Although we don't believe in timing the market or panicking over daily movements, we do like to keep an eye on market changes -- just in case they're material to our investing thesis.
The S&P 500 Index (SNPINDEX:^GSPC) finally broke its nasty three-day tumble into the new year Tuesday, ending in the green as the U.S. November trade deficit narrowed and tech leaders began showing off their new wares at the Consumer Electronics Show in Las Vegas. The S&P ended with 11-point, or 0.6%, gains, finishing at 1,837, or just 0.6% off the all-time highs it set going into 2014.
Video-streaming service Netflix (NASDAQ:NFLX) was, for a change, not a boon to the benchmark index, ending as the day's absolute worst performer. It's quite a role reversal for Netflix stock, which was the S&P's single largest gainer in 2013, rocketing 298% as it posted impressive subscriber growth. Netflix came into its own last year with critically acclaimed original series like House of Cards, and Orange Is the New Black. That said, shares were off 5.6% Tuesday, after Morgan Stanley downgraded the stock to an "underperform" rating, lamenting an onslaught of competition that threatens to slow subscriber growth and jack up the prices of acquiring new content.

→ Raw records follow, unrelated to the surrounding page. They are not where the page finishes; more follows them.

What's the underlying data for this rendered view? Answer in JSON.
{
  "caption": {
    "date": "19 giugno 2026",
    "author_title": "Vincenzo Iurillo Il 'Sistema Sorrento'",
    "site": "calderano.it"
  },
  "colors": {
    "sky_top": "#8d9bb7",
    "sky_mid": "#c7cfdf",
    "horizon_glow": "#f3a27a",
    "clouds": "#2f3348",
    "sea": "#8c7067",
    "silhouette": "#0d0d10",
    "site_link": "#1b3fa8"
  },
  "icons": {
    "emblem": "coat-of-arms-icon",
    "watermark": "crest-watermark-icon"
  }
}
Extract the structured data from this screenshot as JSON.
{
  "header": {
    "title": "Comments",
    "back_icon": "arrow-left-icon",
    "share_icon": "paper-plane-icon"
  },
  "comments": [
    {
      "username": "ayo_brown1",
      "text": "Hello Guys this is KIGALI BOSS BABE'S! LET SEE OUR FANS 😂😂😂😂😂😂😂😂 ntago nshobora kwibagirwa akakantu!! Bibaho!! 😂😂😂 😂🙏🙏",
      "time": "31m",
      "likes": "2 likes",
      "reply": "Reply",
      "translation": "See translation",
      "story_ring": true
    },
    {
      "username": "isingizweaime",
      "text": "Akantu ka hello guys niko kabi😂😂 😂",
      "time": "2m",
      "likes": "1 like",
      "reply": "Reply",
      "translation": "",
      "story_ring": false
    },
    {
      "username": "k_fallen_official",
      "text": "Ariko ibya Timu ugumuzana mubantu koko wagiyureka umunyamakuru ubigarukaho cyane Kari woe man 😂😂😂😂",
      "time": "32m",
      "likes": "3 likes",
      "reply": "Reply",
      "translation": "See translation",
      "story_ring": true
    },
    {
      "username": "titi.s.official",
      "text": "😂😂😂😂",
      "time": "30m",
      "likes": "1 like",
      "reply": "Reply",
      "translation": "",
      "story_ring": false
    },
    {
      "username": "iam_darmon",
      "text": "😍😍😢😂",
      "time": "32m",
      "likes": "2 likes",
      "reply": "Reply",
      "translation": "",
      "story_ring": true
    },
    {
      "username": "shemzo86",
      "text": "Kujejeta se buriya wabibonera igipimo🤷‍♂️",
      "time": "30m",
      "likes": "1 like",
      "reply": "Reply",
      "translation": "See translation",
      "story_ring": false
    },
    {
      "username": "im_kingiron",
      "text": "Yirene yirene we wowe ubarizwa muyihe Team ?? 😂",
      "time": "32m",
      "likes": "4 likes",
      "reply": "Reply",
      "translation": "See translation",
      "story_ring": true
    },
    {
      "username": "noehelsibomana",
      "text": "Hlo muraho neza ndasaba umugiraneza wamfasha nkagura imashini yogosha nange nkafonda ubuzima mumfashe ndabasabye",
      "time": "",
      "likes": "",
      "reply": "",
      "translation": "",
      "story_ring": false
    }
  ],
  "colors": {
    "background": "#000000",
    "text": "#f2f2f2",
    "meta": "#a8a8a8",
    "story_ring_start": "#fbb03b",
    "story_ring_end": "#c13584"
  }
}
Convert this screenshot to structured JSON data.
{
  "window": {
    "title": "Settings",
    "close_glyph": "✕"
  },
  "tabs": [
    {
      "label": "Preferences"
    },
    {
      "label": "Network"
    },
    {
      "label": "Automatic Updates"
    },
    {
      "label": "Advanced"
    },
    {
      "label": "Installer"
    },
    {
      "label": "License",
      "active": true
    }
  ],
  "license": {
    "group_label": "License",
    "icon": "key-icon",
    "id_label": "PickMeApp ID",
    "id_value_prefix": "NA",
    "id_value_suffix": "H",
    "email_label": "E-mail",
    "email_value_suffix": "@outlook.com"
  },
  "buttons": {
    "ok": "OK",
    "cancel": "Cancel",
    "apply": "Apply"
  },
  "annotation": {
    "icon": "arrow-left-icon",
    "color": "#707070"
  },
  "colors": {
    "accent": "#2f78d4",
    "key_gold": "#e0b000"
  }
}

Michael Kors (NYSE:CPRI), one of the newer kids on the block of luxury fashion apparel, is also one of the newest additions to the S&P 500 Index, which it joined less than two months ago. Alas, like Netflix, Michael Kors stock couldn't escape the wrath of a downgrade: shares tumbled 3.8% after a Citi analyst downgraded the stock to "neutral" from "buy," noting Kors' remarkable run-up had left the stock fairly priced. Unfortunately for Michael Kors enthusiasts, the downgrade only made the stock cheaper, not the handbags.
Lastly, shares of big-box electronics retailer Best Buy (NYSE:BBY) tumbled, shedding 2.6% today. Like Netflix, Best Buy posted a stellar 2013, ending as the third best performer in the 500-stock index on gains of 237%. Now of course, those sorts of gains can't be expected every year (or frankly, every decade), but outperformance becomes even harder when industry peers start moaning about how awful holiday sales were. The offending peer, the $350 million Indianapolis electronics store hhgregg, is the sort of company Best Buy could swallow whole if it were looking to eat healthy in the new year. Size aside, Wall Street fears the steep same-store sales slump experienced by hhgregg could be endemic to brick-and-mortar electronics retailers, which could make for an ugly sell-off at the end of February when Best Buy reports quarterly results.